=== Begin Enclosure ===
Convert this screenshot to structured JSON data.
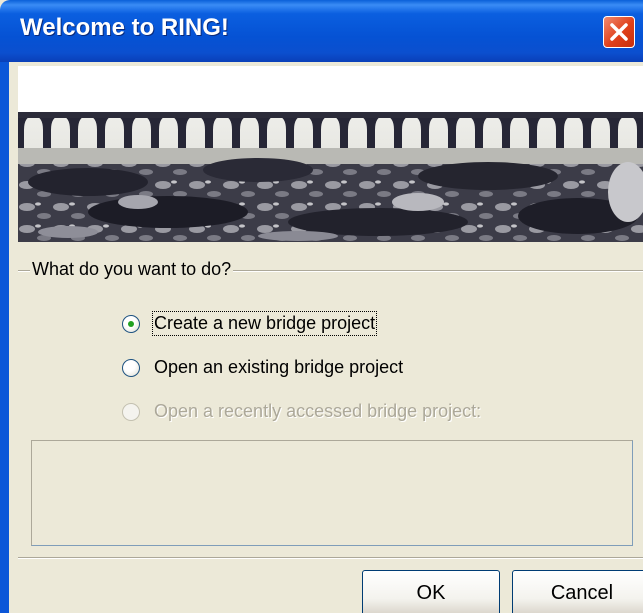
{
  "window": {
    "title": "Welcome to RING!",
    "close_icon": "close-icon",
    "accent": "#0a54d6",
    "close_color": "#e0401a"
  },
  "group": {
    "legend": "What do you want to do?",
    "options": [
      {
        "label": "Create a new bridge project",
        "selected": true,
        "enabled": true
      },
      {
        "label": "Open an existing bridge project",
        "selected": false,
        "enabled": true
      },
      {
        "label": "Open a recently accessed bridge project:",
        "selected": false,
        "enabled": false
      }
    ]
  },
  "buttons": {
    "ok": "OK",
    "cancel": "Cancel"
  }
}
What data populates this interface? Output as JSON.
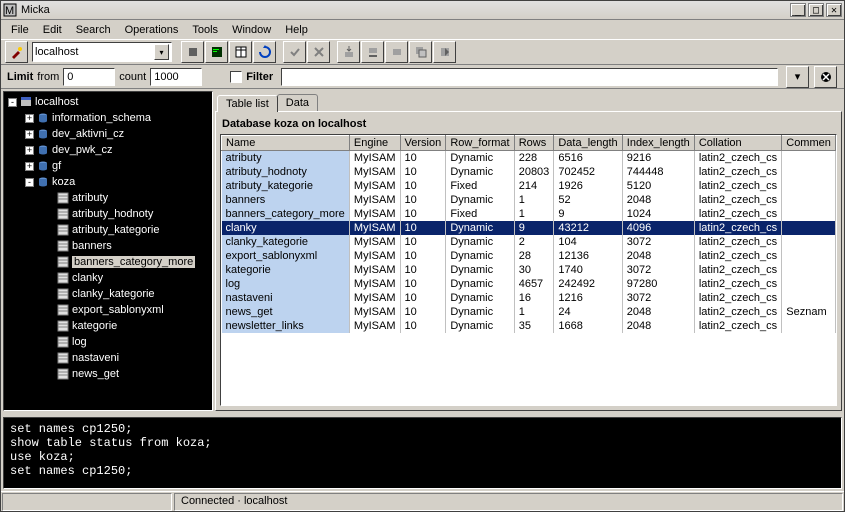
{
  "window": {
    "title": "Micka"
  },
  "menu": {
    "items": [
      "File",
      "Edit",
      "Search",
      "Operations",
      "Tools",
      "Window",
      "Help"
    ]
  },
  "host": {
    "value": "localhost"
  },
  "limits": {
    "limit_label": "Limit",
    "from_label": "from",
    "from_value": "0",
    "count_label": "count",
    "count_value": "1000",
    "filter_label": "Filter",
    "filter_value": ""
  },
  "tree": {
    "root": "localhost",
    "databases": [
      "information_schema",
      "dev_aktivni_cz",
      "dev_pwk_cz",
      "gf",
      "koza"
    ],
    "expanded_db": "koza",
    "tables": [
      "atributy",
      "atributy_hodnoty",
      "atributy_kategorie",
      "banners",
      "banners_category_more",
      "clanky",
      "clanky_kategorie",
      "export_sablonyxml",
      "kategorie",
      "log",
      "nastaveni",
      "news_get"
    ],
    "selected_table": "banners_category_more"
  },
  "tabs": {
    "items": [
      "Table list",
      "Data"
    ],
    "active": 0
  },
  "table": {
    "title": "Database koza on localhost",
    "columns": [
      "Name",
      "Engine",
      "Version",
      "Row_format",
      "Rows",
      "Data_length",
      "Index_length",
      "Collation",
      "Commen"
    ],
    "rows": [
      {
        "n": "atributy",
        "e": "MyISAM",
        "v": "10",
        "r": "Dynamic",
        "rw": "228",
        "dl": "6516",
        "il": "9216",
        "c": "latin2_czech_cs",
        "cm": ""
      },
      {
        "n": "atributy_hodnoty",
        "e": "MyISAM",
        "v": "10",
        "r": "Dynamic",
        "rw": "20803",
        "dl": "702452",
        "il": "744448",
        "c": "latin2_czech_cs",
        "cm": ""
      },
      {
        "n": "atributy_kategorie",
        "e": "MyISAM",
        "v": "10",
        "r": "Fixed",
        "rw": "214",
        "dl": "1926",
        "il": "5120",
        "c": "latin2_czech_cs",
        "cm": ""
      },
      {
        "n": "banners",
        "e": "MyISAM",
        "v": "10",
        "r": "Dynamic",
        "rw": "1",
        "dl": "52",
        "il": "2048",
        "c": "latin2_czech_cs",
        "cm": ""
      },
      {
        "n": "banners_category_more",
        "e": "MyISAM",
        "v": "10",
        "r": "Fixed",
        "rw": "1",
        "dl": "9",
        "il": "1024",
        "c": "latin2_czech_cs",
        "cm": ""
      },
      {
        "n": "clanky",
        "e": "MyISAM",
        "v": "10",
        "r": "Dynamic",
        "rw": "9",
        "dl": "43212",
        "il": "4096",
        "c": "latin2_czech_cs",
        "cm": ""
      },
      {
        "n": "clanky_kategorie",
        "e": "MyISAM",
        "v": "10",
        "r": "Dynamic",
        "rw": "2",
        "dl": "104",
        "il": "3072",
        "c": "latin2_czech_cs",
        "cm": ""
      },
      {
        "n": "export_sablonyxml",
        "e": "MyISAM",
        "v": "10",
        "r": "Dynamic",
        "rw": "28",
        "dl": "12136",
        "il": "2048",
        "c": "latin2_czech_cs",
        "cm": ""
      },
      {
        "n": "kategorie",
        "e": "MyISAM",
        "v": "10",
        "r": "Dynamic",
        "rw": "30",
        "dl": "1740",
        "il": "3072",
        "c": "latin2_czech_cs",
        "cm": ""
      },
      {
        "n": "log",
        "e": "MyISAM",
        "v": "10",
        "r": "Dynamic",
        "rw": "4657",
        "dl": "242492",
        "il": "97280",
        "c": "latin2_czech_cs",
        "cm": ""
      },
      {
        "n": "nastaveni",
        "e": "MyISAM",
        "v": "10",
        "r": "Dynamic",
        "rw": "16",
        "dl": "1216",
        "il": "3072",
        "c": "latin2_czech_cs",
        "cm": ""
      },
      {
        "n": "news_get",
        "e": "MyISAM",
        "v": "10",
        "r": "Dynamic",
        "rw": "1",
        "dl": "24",
        "il": "2048",
        "c": "latin2_czech_cs",
        "cm": "Seznam"
      },
      {
        "n": "newsletter_links",
        "e": "MyISAM",
        "v": "10",
        "r": "Dynamic",
        "rw": "35",
        "dl": "1668",
        "il": "2048",
        "c": "latin2_czech_cs",
        "cm": ""
      }
    ],
    "selected_row": 5
  },
  "console": {
    "lines": [
      "set names cp1250;",
      "show table status from koza;",
      "use koza;",
      "set names cp1250;"
    ]
  },
  "status": {
    "text": "Connected · localhost"
  },
  "icons": {
    "minimize": "_",
    "maximize": "□",
    "close": "✕",
    "dropdown": "▾"
  }
}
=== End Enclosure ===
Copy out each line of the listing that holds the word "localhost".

▸ **Output**
    "value": "localhost"
    "root": "localhost",
    "title": "Database koza on localhost",
    "text": "Connected · localhost"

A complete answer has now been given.